Data entries
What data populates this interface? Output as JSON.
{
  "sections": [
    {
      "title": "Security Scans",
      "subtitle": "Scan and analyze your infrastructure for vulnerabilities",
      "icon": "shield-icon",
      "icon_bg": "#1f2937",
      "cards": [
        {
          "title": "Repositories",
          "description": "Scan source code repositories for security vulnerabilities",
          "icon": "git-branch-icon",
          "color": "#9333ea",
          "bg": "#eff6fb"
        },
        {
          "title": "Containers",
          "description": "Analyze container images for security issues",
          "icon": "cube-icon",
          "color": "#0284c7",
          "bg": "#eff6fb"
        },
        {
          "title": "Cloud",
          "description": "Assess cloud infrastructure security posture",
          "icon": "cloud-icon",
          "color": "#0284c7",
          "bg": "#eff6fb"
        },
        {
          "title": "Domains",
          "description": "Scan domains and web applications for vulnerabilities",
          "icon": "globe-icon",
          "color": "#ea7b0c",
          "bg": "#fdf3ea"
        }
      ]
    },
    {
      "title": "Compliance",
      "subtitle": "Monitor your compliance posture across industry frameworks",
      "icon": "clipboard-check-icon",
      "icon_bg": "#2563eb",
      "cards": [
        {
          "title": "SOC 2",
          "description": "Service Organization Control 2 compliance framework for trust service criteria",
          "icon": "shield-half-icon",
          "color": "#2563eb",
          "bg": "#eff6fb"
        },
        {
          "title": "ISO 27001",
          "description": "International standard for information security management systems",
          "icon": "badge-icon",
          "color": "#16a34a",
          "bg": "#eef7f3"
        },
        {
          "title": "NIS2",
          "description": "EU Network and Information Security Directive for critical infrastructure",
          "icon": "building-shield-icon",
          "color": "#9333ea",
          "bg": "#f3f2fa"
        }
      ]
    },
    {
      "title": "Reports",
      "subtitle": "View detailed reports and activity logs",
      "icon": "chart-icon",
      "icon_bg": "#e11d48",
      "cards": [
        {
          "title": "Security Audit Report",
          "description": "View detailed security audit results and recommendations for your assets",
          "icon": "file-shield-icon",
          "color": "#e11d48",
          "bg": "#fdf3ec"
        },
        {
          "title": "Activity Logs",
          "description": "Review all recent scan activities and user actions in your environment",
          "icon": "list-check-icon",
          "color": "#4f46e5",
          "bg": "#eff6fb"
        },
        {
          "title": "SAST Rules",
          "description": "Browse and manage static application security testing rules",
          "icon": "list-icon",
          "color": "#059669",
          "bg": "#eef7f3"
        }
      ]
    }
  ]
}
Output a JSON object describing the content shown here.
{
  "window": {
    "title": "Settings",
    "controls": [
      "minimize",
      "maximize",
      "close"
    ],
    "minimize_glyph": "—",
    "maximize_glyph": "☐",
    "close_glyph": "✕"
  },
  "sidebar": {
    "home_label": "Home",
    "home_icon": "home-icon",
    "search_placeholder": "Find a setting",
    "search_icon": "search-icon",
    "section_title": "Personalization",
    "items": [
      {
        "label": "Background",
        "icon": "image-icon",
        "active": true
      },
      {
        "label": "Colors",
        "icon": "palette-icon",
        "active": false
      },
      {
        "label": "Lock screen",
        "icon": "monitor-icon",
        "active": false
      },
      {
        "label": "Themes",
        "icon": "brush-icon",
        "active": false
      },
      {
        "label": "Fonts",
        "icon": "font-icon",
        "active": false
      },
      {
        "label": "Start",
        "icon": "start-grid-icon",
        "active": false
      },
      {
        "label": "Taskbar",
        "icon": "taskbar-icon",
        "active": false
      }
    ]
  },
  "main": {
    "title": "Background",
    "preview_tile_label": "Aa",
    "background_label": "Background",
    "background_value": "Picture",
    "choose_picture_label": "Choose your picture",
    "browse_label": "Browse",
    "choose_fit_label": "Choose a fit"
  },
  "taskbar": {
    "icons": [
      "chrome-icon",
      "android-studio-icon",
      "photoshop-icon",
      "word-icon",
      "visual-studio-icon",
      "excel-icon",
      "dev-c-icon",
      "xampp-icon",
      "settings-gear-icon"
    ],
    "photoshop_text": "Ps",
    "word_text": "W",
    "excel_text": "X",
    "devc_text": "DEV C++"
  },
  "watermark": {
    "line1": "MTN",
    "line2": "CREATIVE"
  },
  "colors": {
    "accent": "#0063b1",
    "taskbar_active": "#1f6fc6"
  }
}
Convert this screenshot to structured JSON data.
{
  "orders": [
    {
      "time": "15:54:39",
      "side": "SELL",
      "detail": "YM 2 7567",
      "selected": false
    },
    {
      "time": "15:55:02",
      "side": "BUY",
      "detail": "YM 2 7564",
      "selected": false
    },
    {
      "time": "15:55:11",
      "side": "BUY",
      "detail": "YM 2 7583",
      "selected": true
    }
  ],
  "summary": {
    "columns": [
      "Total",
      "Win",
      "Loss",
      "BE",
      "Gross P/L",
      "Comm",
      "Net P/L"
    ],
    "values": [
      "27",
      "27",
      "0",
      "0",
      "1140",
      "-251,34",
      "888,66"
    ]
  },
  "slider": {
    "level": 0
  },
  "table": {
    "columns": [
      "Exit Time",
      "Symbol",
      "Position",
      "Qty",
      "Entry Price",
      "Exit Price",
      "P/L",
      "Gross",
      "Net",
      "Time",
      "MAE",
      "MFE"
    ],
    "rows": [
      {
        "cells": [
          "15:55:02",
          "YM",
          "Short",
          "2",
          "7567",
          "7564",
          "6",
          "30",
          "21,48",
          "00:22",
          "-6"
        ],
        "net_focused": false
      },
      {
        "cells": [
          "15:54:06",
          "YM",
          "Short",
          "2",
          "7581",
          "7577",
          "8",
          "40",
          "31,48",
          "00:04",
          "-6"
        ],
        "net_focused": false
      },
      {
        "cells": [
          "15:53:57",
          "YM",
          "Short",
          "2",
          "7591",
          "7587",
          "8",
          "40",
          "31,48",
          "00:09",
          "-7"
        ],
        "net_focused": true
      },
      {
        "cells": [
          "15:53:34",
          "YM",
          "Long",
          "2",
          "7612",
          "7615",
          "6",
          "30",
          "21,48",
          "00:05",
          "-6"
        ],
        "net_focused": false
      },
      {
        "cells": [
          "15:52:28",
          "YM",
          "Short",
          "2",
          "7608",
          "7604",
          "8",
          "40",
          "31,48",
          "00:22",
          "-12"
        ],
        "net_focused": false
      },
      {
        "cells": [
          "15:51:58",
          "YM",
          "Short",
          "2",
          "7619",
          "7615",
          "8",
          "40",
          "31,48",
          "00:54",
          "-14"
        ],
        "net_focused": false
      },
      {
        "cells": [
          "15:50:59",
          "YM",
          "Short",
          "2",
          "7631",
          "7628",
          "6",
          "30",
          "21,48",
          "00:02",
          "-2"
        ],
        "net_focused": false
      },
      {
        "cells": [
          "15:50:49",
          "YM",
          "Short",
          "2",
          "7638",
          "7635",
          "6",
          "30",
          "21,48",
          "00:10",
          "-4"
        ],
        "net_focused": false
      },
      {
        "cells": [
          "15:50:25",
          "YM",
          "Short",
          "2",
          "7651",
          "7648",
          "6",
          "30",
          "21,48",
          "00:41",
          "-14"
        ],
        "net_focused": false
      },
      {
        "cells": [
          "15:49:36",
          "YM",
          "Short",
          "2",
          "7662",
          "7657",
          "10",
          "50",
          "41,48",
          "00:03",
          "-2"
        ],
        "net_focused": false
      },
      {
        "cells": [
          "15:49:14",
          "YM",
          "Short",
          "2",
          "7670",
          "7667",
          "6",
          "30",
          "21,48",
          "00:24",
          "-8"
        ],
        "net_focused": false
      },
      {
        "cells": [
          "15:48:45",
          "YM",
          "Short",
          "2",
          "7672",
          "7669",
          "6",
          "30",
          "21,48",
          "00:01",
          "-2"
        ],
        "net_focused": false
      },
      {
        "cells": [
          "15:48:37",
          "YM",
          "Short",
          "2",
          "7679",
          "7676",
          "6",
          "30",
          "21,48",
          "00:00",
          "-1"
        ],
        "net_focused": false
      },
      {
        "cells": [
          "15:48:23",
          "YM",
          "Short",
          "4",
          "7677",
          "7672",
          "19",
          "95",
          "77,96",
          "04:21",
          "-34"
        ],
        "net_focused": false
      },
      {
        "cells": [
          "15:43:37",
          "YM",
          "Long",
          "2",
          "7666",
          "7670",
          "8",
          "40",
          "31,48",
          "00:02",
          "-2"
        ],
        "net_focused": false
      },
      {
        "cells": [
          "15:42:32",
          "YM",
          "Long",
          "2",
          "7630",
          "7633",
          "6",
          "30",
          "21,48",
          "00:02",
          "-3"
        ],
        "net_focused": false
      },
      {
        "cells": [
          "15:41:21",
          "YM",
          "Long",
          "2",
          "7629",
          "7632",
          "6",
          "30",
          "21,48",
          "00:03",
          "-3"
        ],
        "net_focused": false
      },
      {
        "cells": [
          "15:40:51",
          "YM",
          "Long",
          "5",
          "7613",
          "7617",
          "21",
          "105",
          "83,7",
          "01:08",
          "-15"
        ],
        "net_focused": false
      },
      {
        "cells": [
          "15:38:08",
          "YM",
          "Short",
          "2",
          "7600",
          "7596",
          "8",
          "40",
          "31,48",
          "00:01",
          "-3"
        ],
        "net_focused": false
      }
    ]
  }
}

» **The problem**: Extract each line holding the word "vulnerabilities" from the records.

» **Output of the exercise**:
      "subtitle": "Scan and analyze your infrastructure for vulnerabilities",
          "description": "Scan source code repositories for security vulnerabilities",
          "description": "Scan domains and web applications for vulnerabilities",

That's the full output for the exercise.